Woven in Time
Reiko Sudo, textile designer and design advisor at MUJI, recalls the moments and methods that have defined her ongoing relationship with textiles.
Interview by Charlene Chan
Translation by Reiko Yokoi
Photographs courtesy of MUJI
Halfway through a panel discussion, Reiko Sudo halts the conversation, in shock at the amount of waste we generate in Singapore. Having consulted for Japanese retailer MUJI since 2008, she’s led the charge for the brand’s numerous upcycling initiatives, introducing the philosophy of mottai-nai—which conveys a sense of regret over wastage—to their consumers. Sustainability has remained at the core of what she does, from the reuse and repurposing of textiles, to the preservation of traditional craftsmanship.
Elsewhere, Sudo’s work at NUNO Corporation has often been described as experimental. By bringing together pioneering technologies and time-honoured methods, her designs manifest as expressions of our current realities. She says matter-of-factly that she considers her work to be her calling, and shares candidly about her childhood and the values that she weaves throughout her various endeavours.
Please tell us about your relationship with textiles. How did your interest in textiles begin?
I was from a small countryside town in Japan; the population there was only about 20,000. In spring, a kimono seller would come all the way from Kyoto to my town to sell kimono for the summer. In autumn, he would come with a selection of winter kimono. My relatives would gather in the hall where the seller was, and select their new kimono for the season.
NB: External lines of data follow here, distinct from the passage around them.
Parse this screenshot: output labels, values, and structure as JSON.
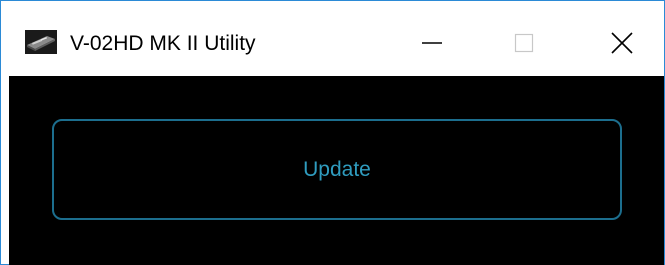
{
  "window": {
    "title": "V-02HD MK II Utility",
    "icon": "device-icon",
    "controls": {
      "minimize_icon": "minimize-icon",
      "maximize_icon": "maximize-icon",
      "close_icon": "close-icon",
      "maximize_enabled": false
    }
  },
  "main": {
    "update_button_label": "Update"
  },
  "colors": {
    "client_background": "#000000",
    "button_border": "#1c6e8e",
    "button_text": "#2f9cbf",
    "window_border": "#2b8ad6"
  }
}
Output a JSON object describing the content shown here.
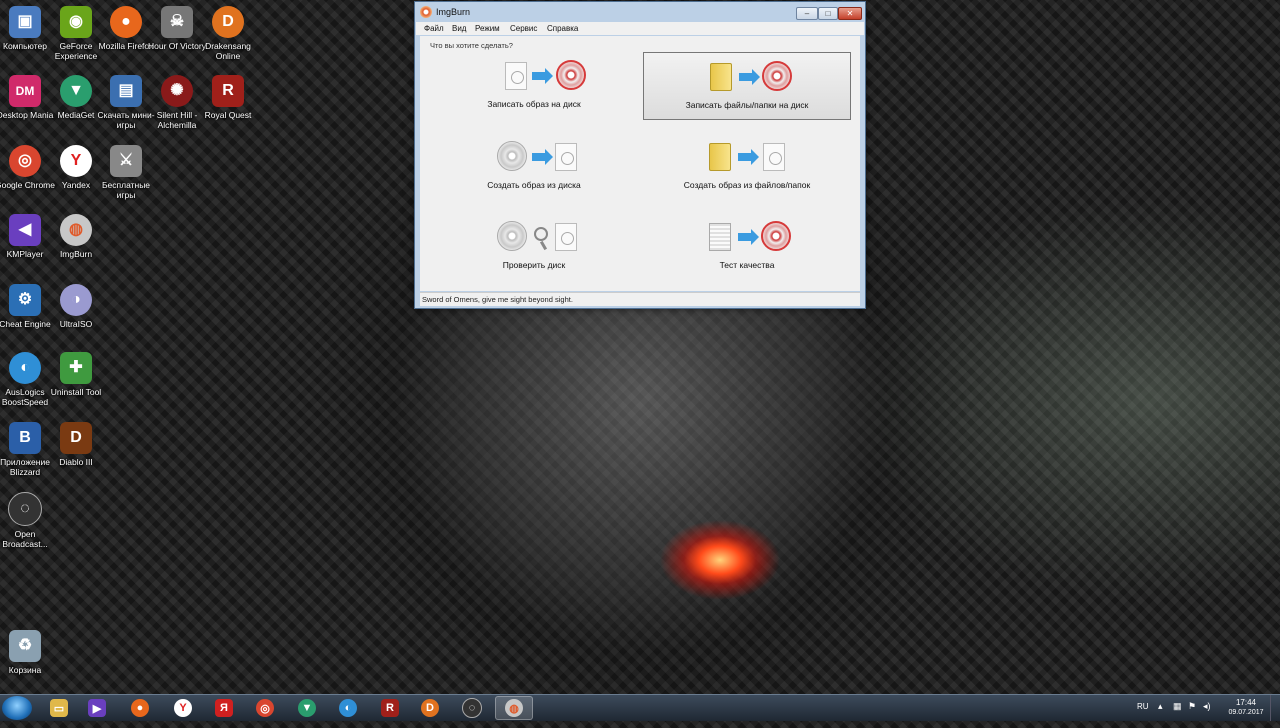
{
  "desktop": {
    "icons": [
      {
        "label": "Компьютер",
        "glyph": "▣",
        "color": "#4a7bbf"
      },
      {
        "label": "GeForce Experience",
        "glyph": "◉",
        "color": "#6aa51a"
      },
      {
        "label": "Mozilla Firefox",
        "glyph": "●",
        "color": "#e8671c"
      },
      {
        "label": "Hour Of Victory",
        "glyph": "☠",
        "color": "#777777"
      },
      {
        "label": "Drakensang Online",
        "glyph": "D",
        "color": "#e0721f"
      },
      {
        "label": "Desktop Mania",
        "glyph": "DM",
        "color": "#d02a6a"
      },
      {
        "label": "MediaGet",
        "glyph": "▼",
        "color": "#2a9e6e"
      },
      {
        "label": "Скачать мини-игры",
        "glyph": "▤",
        "color": "#3b6fb0"
      },
      {
        "label": "Silent Hill - Alchemilla",
        "glyph": "✺",
        "color": "#8a1a1a"
      },
      {
        "label": "Royal Quest",
        "glyph": "R",
        "color": "#a0201a"
      },
      {
        "label": "Google Chrome",
        "glyph": "◎",
        "color": "#d9462f"
      },
      {
        "label": "Yandex",
        "glyph": "Y",
        "color": "#e02020"
      },
      {
        "label": "Бесплатные игры",
        "glyph": "⚔",
        "color": "#888888"
      },
      {
        "label": "KMPlayer",
        "glyph": "◀",
        "color": "#6a3fbf"
      },
      {
        "label": "ImgBurn",
        "glyph": "◍",
        "color": "#c7c7c7"
      },
      {
        "label": "Cheat Engine",
        "glyph": "⚙",
        "color": "#2b6fb5"
      },
      {
        "label": "UltraISO",
        "glyph": "◑",
        "color": "#9a9ad0"
      },
      {
        "label": "AusLogics BoostSpeed",
        "glyph": "◐",
        "color": "#2f8fd6"
      },
      {
        "label": "Uninstall Tool",
        "glyph": "✚",
        "color": "#3f9a3f"
      },
      {
        "label": "Приложение Blizzard",
        "glyph": "B",
        "color": "#2b5fa8"
      },
      {
        "label": "Diablo III",
        "glyph": "D",
        "color": "#7a3a12"
      },
      {
        "label": "Open Broadcast...",
        "glyph": "◌",
        "color": "#333333"
      },
      {
        "label": "Корзина",
        "glyph": "♻",
        "color": "#8aa0b0"
      }
    ]
  },
  "window": {
    "title": "ImgBurn",
    "controls": {
      "minimize": "–",
      "maximize": "□",
      "close": "✕"
    },
    "menu": [
      "Файл",
      "Вид",
      "Режим",
      "Сервис",
      "Справка"
    ],
    "prompt": "Что вы хотите сделать?",
    "tiles": [
      {
        "label": "Записать образ на диск"
      },
      {
        "label": "Записать файлы/папки на диск"
      },
      {
        "label": "Создать образ из диска"
      },
      {
        "label": "Создать образ из файлов/папок"
      },
      {
        "label": "Проверить диск"
      },
      {
        "label": "Тест качества"
      }
    ],
    "status": "Sword of Omens, give me sight beyond sight."
  },
  "taskbar": {
    "items": [
      {
        "name": "explorer",
        "glyph": "▭",
        "color": "#e0b84a"
      },
      {
        "name": "kmplayer",
        "glyph": "▶",
        "color": "#6a3fbf"
      },
      {
        "name": "firefox",
        "glyph": "●",
        "color": "#e8671c"
      },
      {
        "name": "yandex-browser",
        "glyph": "Y",
        "color": "#e02020"
      },
      {
        "name": "yandex",
        "glyph": "Я",
        "color": "#d02020"
      },
      {
        "name": "chrome",
        "glyph": "◎",
        "color": "#d9462f"
      },
      {
        "name": "mediaget",
        "glyph": "▼",
        "color": "#2a9e6e"
      },
      {
        "name": "auslogics",
        "glyph": "◐",
        "color": "#2f8fd6"
      },
      {
        "name": "royal-quest",
        "glyph": "R",
        "color": "#a0201a"
      },
      {
        "name": "drakensang",
        "glyph": "D",
        "color": "#e0721f"
      },
      {
        "name": "obs",
        "glyph": "◌",
        "color": "#333333"
      },
      {
        "name": "imgburn",
        "glyph": "◍",
        "color": "#c7c7c7"
      }
    ],
    "language": "RU",
    "time": "17:44",
    "date": "09.07.2017"
  }
}
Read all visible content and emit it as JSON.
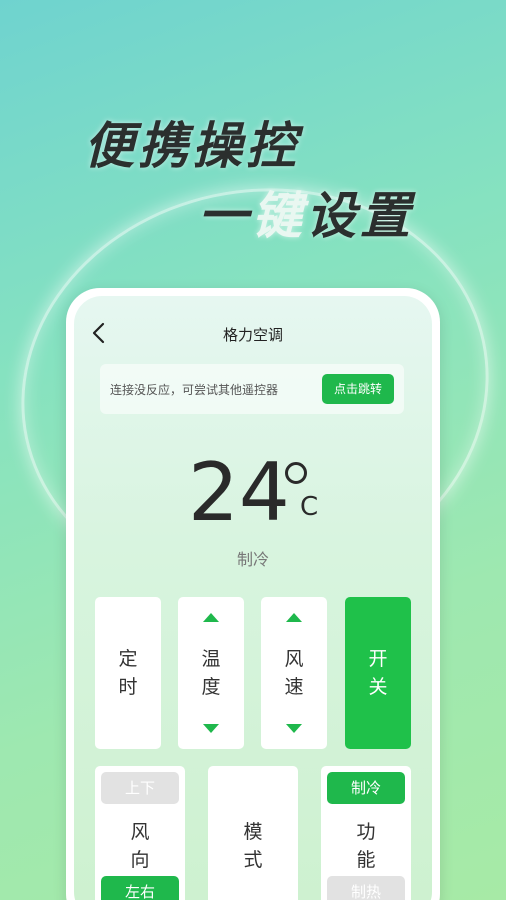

I would peek inside with a sense of envy: the sounds of fabric being unrolled, the changing colours of fabric on the floor, my grandfather paying the merchant, my mother and auntie sitting on the floor and draping fabric over themselves—those were memories that left a very strong impression on me. As I grew up, times changed and kimono shops opened up in our town. It was no longer necessary for merchants to visit our house, so I never got to experience that.
What do you hope to achieve through your work?
What I want to do through my work at NUNO is to express the here and now: my life in the present moment, what I’m feeling and where I am. I can introduce how I live in Japan, how I enjoy Japan, or how Japanese craftsmen, artisans and engineers discover materials and techniques. Textiles speak for me more than words do; they are a mode of communication.
What is one textile that holds most meaning for you?
It would be a piece of textile where I used the method of spattering. Spattering is a colouring method used in Germany to coat plastic with stainless steel material, in order to keep vehicles lightweight, yet appear metallic. I applied that method onto a textile, which was a unique experience for me back then. It was a milestone for me; it gave me the confidence to pursue textile design.
Before becoming a textile designer, I was a handweaver for about nine years. Then, my idea of designing textiles was that it was less creative; weavers are more artistic and involved in the creative process. In 1982, I met Mr Junichi Arai, a textile designer who later became my mentor and invited me to work with him on the founding of NUNO. I accepted the offer and started doing textile design, but wasn’t convinced about textile design being a creative process. It was only in 1987, when I encountered the method of spattering, that I knew I could pursue this career.
Is the technique something you continue to use now?
Yes, ever since then. Initially, I worked with car manufacturers because spattering was the technology that they were using. It would cost me about 36 to 40,000 Japanese yen (S$500) per metre, because the volumes of our orders were small. Eventually, a spattering machine specially designed for textiles was invented, and the cost went down to a quarter of what it used to be. I apologise to my buyers who bought it when it was expensive (laughs).
What is a value you adhere to, whether at NUNO or MUJI?
Regardless of the work I do, the product itself has to look beautiful—it has to have a consistent aesthetic value from start to end. It doesn’t matter how decorative or colourful that item is, or whether it’s a muted, neutral design; an item is beautiful when its designers, manufacturers, and consumers feel a sense of satisfaction at their level, in their area of responsibility.
The designer, like myself, should feel happy that they designed the product. Likewise, the manufacturer should have a sense of enjoyment or fulfilment, even if it takes them a long time to make something. When an item is chosen by a consumer, they should feel a sense of satisfaction when using it. My ultimate goal is for all stakeholders of the product to share the same contentment—that is reflected in the item itself, and is the kind of relationship that I wish to continue having with manufacturers and consumers.
Reiko Sudo was in Singapore for Creative Reuse: Products, Practices, People, a talk event held on 20 April 2018 in conjunction with MUJI Singapore’s 15th anniversary.